LAW 448, MC 0071

(213) 821-4410


3. When to Contact SAAS

Contact SAAS  directly if you would like to discuss questions, complaints, or concerns you may have about the attendance or academic progress of a particular student-athlete in your class, or if you need to make special arrangements for proctoring of a test to be administered during a trip for away competition.


Magdi  El Shahawy

Senior Associate Athletic Director

Student Athletic Academic Services

HER B30, MC 0602

(213) 740-0885


4. When to Contact Judicial Affairs

Contact Student Judicial Affairs and Community Standards if you have questions or information concerning a possible violation of the University Student Conduct Code by any student, including student-athletes. In light of the NCAA requirements that student-athletes not be provided with extra benefits, it is important that student-athletes not be treated differently than other students with regard to possible academic integrity and student conduct violations.

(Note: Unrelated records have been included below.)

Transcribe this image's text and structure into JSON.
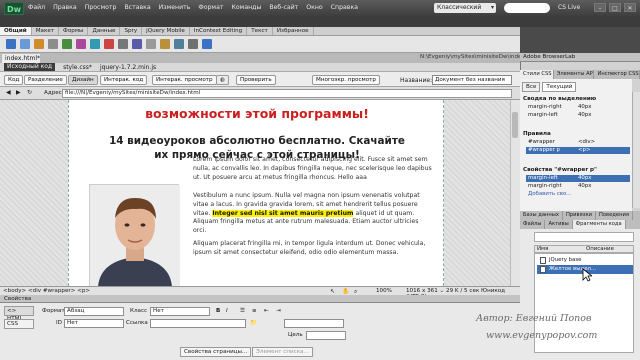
{
  "app": {
    "logo_text": "Dw",
    "workspace": "Классический",
    "cslive": "CS Live"
  },
  "menu": [
    "Файл",
    "Правка",
    "Просмотр",
    "Вставка",
    "Изменить",
    "Формат",
    "Команды",
    "Веб-сайт",
    "Окно",
    "Справка"
  ],
  "insert_tabs": [
    "Общий",
    "Макет",
    "Формы",
    "Данные",
    "Spry",
    "jQuery Mobile",
    "InContext Editing",
    "Текст",
    "Избранное"
  ],
  "document": {
    "tab": "index.html*",
    "path": "N:\\Evgeniy\\mySites\\minisiteDw\\index.html",
    "related_files": [
      "Исходный код",
      "style.css*",
      "jquery-1.7.2.min.js"
    ],
    "views": [
      "Код",
      "Разделение",
      "Дизайн",
      "Интерак. код",
      "Интерак. просмотр",
      "Проверить",
      "Многоэкр. просмотр"
    ],
    "title_label": "Название:",
    "title_value": "Документ без названия",
    "address_label": "Адрес:",
    "address_value": "file:///N|/Evgeniy/mySites/minisiteDw/index.html"
  },
  "page": {
    "headline": "возможности этой программы!",
    "subhead_line1": "14 видеоуроков абсолютно бесплатно. Скачайте",
    "subhead_line2": "их прямо сейчас с этой страницы!",
    "para1": "Lorem ipsum dolor sit amet, consectetur adipiscing elit. Fusce sit amet sem nulla, ac convallis leo. In dapibus fringilla neque, nec scelerisque leo dapibus ut. Ut posuere arcu at metus fringilla rhoncus. Hello aaa",
    "para2_start": "Vestibulum a nunc ipsum. Nulla vel magna non ipsum venenatis volutpat vitae a lacus. In gravida gravida lorem, sit amet hendrerit tellus posuere vitae. ",
    "para2_highlight": "Integer sed nisl sit amet mauris pretium",
    "para2_end": " aliquet id ut quam. Aliquam fringilla metus at ante rutrum malesuada. Etiam auctor ultricies orci.",
    "para3": "Aliquam placerat fringilla mi, in tempor ligula interdum ut. Donec vehicula, ipsum sit amet consectetur eleifend, odio odio elementum massa."
  },
  "statusbar": {
    "tags": "<body> <div #wrapper> <p>",
    "zoom": "100%",
    "info": "1016 x 361 ⌄ 29 K / 5 сек  Юникод (UTF-8)"
  },
  "properties": {
    "title": "Свойства",
    "html_btn": "<> HTML",
    "css_btn": "CSS",
    "format_label": "Формат",
    "format_value": "Абзац",
    "class_label": "Класс",
    "class_value": "Нет",
    "id_label": "ID",
    "id_value": "Нет",
    "link_label": "Ссылка",
    "target_label": "Цель",
    "page_props": "Свойства страницы...",
    "list_item": "Элемент списка..."
  },
  "right_panel": {
    "browserlab": "Adobe BrowserLab",
    "css_tabs": [
      "Стили CSS",
      "Элементы AP",
      "Инспектор CSS"
    ],
    "modes": [
      "Все",
      "Текущий"
    ],
    "summary_title": "Сводка по выделению",
    "summary_rows": [
      [
        "margin-right",
        "40px"
      ],
      [
        "margin-left",
        "40px"
      ]
    ],
    "rules_title": "Правила",
    "rules_rows": [
      [
        "#wrapper",
        "<div>"
      ],
      [
        "#wrapper p",
        "<p>"
      ]
    ],
    "props_title": "Свойства \"#wrapper p\"",
    "props_rows": [
      [
        "margin-left",
        "40px"
      ],
      [
        "margin-right",
        "40px"
      ],
      [
        "Добавить сво...",
        ""
      ]
    ],
    "db_tabs": [
      "Базы данных",
      "Привязки",
      "Поведения"
    ],
    "files_tabs": [
      "Файлы",
      "Активы",
      "Фрагменты кода"
    ],
    "snip_cols": [
      "Имя",
      "Описание"
    ],
    "snippets": [
      "jQuery base",
      "Желтое выдел..."
    ]
  },
  "watermark": {
    "author": "Автор: Евгений Попов",
    "site": "www.evgenypopov.com"
  }
}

Donna R Budar-Turner


Student Judicial Affairs and Community Standards

STU 206, MC 4894

(213) 821-7373


5. When to Contact Other University Services

Student-athletes have the same access to all university services as other students on campus. These services include Academic Support Services, Disability Services and Programs the University Counseling Services and the Career Development Center. Faculty may wish to refer student-athletes to these services and facilities, just as they might refer any student in their class.


Christine Street

Executive Director

Disability Services and Programs

GFS 120, MC 1692

(213) 740-0776


Ilene  Rosenstein


Student Counseling Services

ESH 337, MC 3261

(213) 740-7711

Emergencies: (213) 740-6000


Carl Martellino

Executive Director

Career Planning and Placement Center

STU 101, MC 4897

(213) 740-7767